Show the Spammers Who is Boss: Use BCC When You Forward, and Other Tips and Tricks

When you send a forward to other people, put the addresses in BCC (blind carbon copy). This prevents spammers from eventually getting a hold of the hundred to two hundred addresses in a forward and misusing them all over the Internet.

If you think this is an isolated problem and won’t happen to you – getting spammed from the address contents of a forward, think again. I’ve ruined two email accounts that had no spam for a long time. One to two days after receiving a forward with many addresses visible in it, I began receiving spams which had no way to block them: nonsense words in nonsense order on the subject line, nonsense names, and a one-time use email address.

This may be why forwards got started in the first place: to have a way for spammers to collect email addresses. So be wary and use that blind carbon copy field! As you do sales pitch to all your customers using BCC is an effective way to get past all the spammer try to get a hand on the email addresses of your customers.

Also, another way to fight spam is to use Yahoo’s disposable email address function. It is a lot of trouble to set it up at the beginning if you subscribe to many things, but it has saved me multiple problems with spam and the yearly cost is $19.95. The premise is to only give out your email address to real people (who don’t send forwards with addresses showing, that is), and you can create disposable email addresses for anything that might result in spam – website memberships, people who send forwards. If it results in spam, you can track what website has shared your information, and you can delete the disposable address if you want to. At first, I wasn’t willing to spend the money since I would rather get a free email account, but it is totally worth it in the time that I no longer spend going through spam to get to my real mail.

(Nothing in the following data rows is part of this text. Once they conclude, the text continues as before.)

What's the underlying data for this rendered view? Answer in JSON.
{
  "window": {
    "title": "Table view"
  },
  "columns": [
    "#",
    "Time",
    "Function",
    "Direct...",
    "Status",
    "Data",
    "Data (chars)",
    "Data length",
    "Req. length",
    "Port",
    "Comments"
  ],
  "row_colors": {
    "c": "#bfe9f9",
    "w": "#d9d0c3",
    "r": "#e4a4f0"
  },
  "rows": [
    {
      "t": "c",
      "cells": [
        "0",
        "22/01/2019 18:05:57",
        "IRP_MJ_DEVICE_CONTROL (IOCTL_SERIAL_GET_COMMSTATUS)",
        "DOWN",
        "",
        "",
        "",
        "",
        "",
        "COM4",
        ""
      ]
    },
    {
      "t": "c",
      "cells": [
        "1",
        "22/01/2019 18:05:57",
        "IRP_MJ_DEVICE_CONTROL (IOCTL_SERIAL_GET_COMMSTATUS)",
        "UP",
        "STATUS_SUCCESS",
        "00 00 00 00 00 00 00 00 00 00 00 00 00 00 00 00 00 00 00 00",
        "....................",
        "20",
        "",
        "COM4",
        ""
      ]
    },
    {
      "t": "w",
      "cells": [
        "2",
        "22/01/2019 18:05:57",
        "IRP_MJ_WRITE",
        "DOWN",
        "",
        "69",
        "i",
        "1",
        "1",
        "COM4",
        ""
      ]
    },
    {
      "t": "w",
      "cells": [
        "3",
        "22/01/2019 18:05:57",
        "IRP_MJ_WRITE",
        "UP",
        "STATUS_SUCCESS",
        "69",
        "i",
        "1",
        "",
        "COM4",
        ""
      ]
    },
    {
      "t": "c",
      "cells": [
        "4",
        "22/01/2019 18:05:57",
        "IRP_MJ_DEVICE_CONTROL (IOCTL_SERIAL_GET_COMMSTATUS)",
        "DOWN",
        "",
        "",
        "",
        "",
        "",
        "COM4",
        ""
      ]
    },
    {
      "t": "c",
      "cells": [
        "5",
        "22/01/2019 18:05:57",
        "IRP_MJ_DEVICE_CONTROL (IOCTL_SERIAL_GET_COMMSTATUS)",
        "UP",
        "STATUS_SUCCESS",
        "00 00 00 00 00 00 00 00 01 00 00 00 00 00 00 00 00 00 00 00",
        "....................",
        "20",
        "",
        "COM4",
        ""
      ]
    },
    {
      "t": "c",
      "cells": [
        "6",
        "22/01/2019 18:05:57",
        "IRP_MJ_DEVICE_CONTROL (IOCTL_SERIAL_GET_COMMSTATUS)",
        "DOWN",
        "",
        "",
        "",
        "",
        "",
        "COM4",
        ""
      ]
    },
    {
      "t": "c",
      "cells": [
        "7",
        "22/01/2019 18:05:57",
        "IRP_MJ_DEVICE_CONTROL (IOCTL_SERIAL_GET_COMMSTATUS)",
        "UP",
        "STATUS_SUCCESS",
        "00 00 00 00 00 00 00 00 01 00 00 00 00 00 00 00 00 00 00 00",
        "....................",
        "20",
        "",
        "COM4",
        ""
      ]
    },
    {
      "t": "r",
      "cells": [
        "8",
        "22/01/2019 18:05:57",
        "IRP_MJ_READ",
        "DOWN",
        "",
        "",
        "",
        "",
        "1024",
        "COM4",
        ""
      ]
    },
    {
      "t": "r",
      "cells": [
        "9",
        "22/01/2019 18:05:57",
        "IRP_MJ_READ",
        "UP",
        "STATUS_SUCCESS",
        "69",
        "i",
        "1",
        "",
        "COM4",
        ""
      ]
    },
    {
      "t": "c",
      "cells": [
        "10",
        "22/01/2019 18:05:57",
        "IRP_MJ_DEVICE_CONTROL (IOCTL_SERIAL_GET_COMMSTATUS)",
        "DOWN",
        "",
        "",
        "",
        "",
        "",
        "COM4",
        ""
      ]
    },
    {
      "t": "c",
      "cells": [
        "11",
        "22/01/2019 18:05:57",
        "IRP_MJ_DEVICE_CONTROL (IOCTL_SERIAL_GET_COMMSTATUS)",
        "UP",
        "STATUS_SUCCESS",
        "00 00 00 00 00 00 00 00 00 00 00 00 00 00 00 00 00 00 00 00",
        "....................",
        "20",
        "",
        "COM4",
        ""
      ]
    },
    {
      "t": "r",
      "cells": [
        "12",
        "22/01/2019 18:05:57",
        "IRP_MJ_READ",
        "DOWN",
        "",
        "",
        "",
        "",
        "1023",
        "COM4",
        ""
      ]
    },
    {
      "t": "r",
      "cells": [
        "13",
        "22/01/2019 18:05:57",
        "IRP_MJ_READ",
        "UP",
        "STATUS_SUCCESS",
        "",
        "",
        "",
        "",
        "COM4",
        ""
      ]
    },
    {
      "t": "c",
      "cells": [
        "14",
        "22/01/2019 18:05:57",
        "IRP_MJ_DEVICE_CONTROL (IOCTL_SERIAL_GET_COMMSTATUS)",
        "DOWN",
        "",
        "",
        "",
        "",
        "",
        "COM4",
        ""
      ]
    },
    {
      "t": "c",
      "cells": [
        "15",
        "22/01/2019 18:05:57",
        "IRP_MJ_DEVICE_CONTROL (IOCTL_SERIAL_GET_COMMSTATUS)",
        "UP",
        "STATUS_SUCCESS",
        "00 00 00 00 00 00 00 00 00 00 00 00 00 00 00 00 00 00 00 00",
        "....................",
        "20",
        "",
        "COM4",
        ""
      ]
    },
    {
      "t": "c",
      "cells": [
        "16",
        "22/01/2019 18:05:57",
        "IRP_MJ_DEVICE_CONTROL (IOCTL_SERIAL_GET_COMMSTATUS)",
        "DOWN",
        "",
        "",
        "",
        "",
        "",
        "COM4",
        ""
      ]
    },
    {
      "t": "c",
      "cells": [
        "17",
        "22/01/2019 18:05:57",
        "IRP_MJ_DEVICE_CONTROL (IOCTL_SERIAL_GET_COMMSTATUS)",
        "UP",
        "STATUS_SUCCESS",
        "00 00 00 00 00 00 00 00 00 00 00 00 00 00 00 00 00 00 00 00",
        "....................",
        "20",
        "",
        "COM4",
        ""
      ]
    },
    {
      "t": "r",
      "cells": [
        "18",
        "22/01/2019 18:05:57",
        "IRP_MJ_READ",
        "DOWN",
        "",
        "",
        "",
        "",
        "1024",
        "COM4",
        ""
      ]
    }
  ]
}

Another way to fight spam is to put your email address on a graphic and not typed into your website with text. Or, put some words in all caps in your email address to trip up spam bots, and then say in parenthesis to remove those words before emailing.

Last, but definitely important, is to not buy anything from any company that spams. There are several companies that I had signed up for, for making money by trying products, but they shared my email address and I started getting UK lottery spam, so I will not use or promote them or include them in my legitimate work from home directory. Without the disposable email addresses, I wouldn’t have known where the spam came from.

These are the tips that help me avoid spam on the Internet and I hope they were helpful to you.